This is another heavily debated topic. I’m sure there are plenty of moms out there that use the microwave to warm bottles (I, myself, am guilty of doing so when I am in a pinch).

However, the CDC advises against using the microwave to heat expressed breast milk.

Why? First, the temperature of a microwave gets extremely high and surely kills many valuable nutrients. Also, the microwave does not distribute the heat evenly, and there may be hot pockets in the bottle that can burn your baby’s mouth. 

So, as I said, I’m sure there are people who do it. Will it kill your baby or make her sick if she has a bottle that was warmed in the microwave? No, but it is not recommended for optimal safety and nutrition purposes.

Your baby will not be getting all of the rich nutrients from the breast milk that she would be getting if you warmed it a different way. 

How Long Can Warmed Breast Milk Stay Out?

The rule of thumb is that breast milk that has been thawed or warmed up can remain at room temperature for two hours. 

Can Breast Milk Be Given Straight From the Fridge?

Cold breast milk is perfectly healthy for babies. In fact, by not warming the breast milk, you are preserving some of the nutrients!

If you are fortunate enough to have a baby who will drink cold milk, you can certainly give her a bottle straight from the fridge. 

How To Use Refrigerated Breast Milk

Okay, so you’ve decided that you’re going to give this pumping and storing thing a try. But how do you store the milk? What is safe and unsafe? Let’s unpack these questions. 

A cute baby girl being held while she drinks her bottle.

Tips for Establishing a System

There are a few different systems for storing and feeding stored breast milk. 

Pitcher Method

This system is great for exclusive pumpers. Basically, you put all of your pumped milk from one day into large mason jars with pour spouts.

You will use this milk the next day to feed your baby. You basically pump ahead for the next day while your baby drinks the milk that you pumped the previous day. 

Whatever is left over in the pitcher at the end of the day goes into bags to be frozen or used in milk baths. 

Nursing and Pumping Combination

There are plenty of mothers who both nurse and pump. This helps with oversupply and/or in building a freezer stash for days away from your baby. 

Some mothers will pump early in the morning, nurse throughout the day, and then pump again at night.

This is a great way to build a freezer stash or have milk in the fridge to use in bottles when you are unable to nurse. Just be sure to use whatever milk you store in the refrigerator within 4 days. 

Labeling Bags and Bottles 

Labeling storage bags or bottles is extremely important. This is key to knowing how long your milk has been in the fridge or freezer. 

  • Write the date of when the milk was expressed.
  • Write the amount (measure in bottles before pouring into the bag).
  • Leave enough room at the top of the bag or bottle for milk to expand when frozen.

Storage Times

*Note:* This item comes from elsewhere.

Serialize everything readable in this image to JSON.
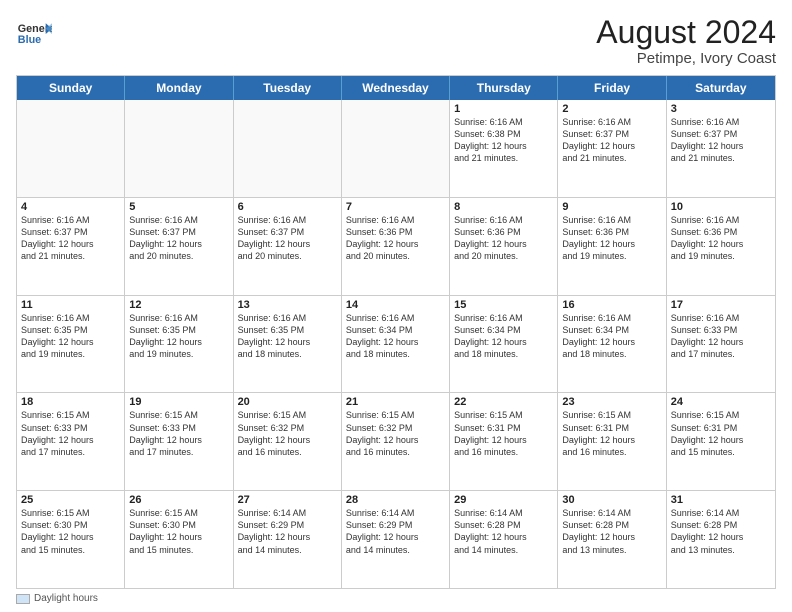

Refrigerator, freezer, or counter? Milk has different storage times depending on where it is stored. Freshly pumped or expressed milk can be stored: 

  • At room temperature for up to four hours.
  • In the refrigerator for up to four days.
  • In the freezer for up to one year. Using it within 6 months is preferred. 
  • Frozen milk can be moved to the refrigerator to thaw, but it must be used within 24 hours after it is completely thawed. 
  • Once heated, milk must be consumed within 2 hours. 

Related Questions: 

Can You Defrost Breast Milk in the Microwave?

Breast milk should really never be put in the microwave. The best method for defrosting breast milk is to use warm water or place the frozen milk in the refrigerator for a few hours. 

Does Microwaving Breast Milk Destroy Nutrients?

Any form of extreme heat used to warm breast milk will destroy nutrients. That includes using the microwave. 

Final Thoughts

Breastfeeding, whether through nursing or pumping, is no easy feat! It takes a lot of time and commitment.

Keeping up with all of the safety regulations can be a bit of a headache. So, way to go, Mama! You’re amazing. We hope this information gives you a bit of guidance and helps you in your breastfeeding journey.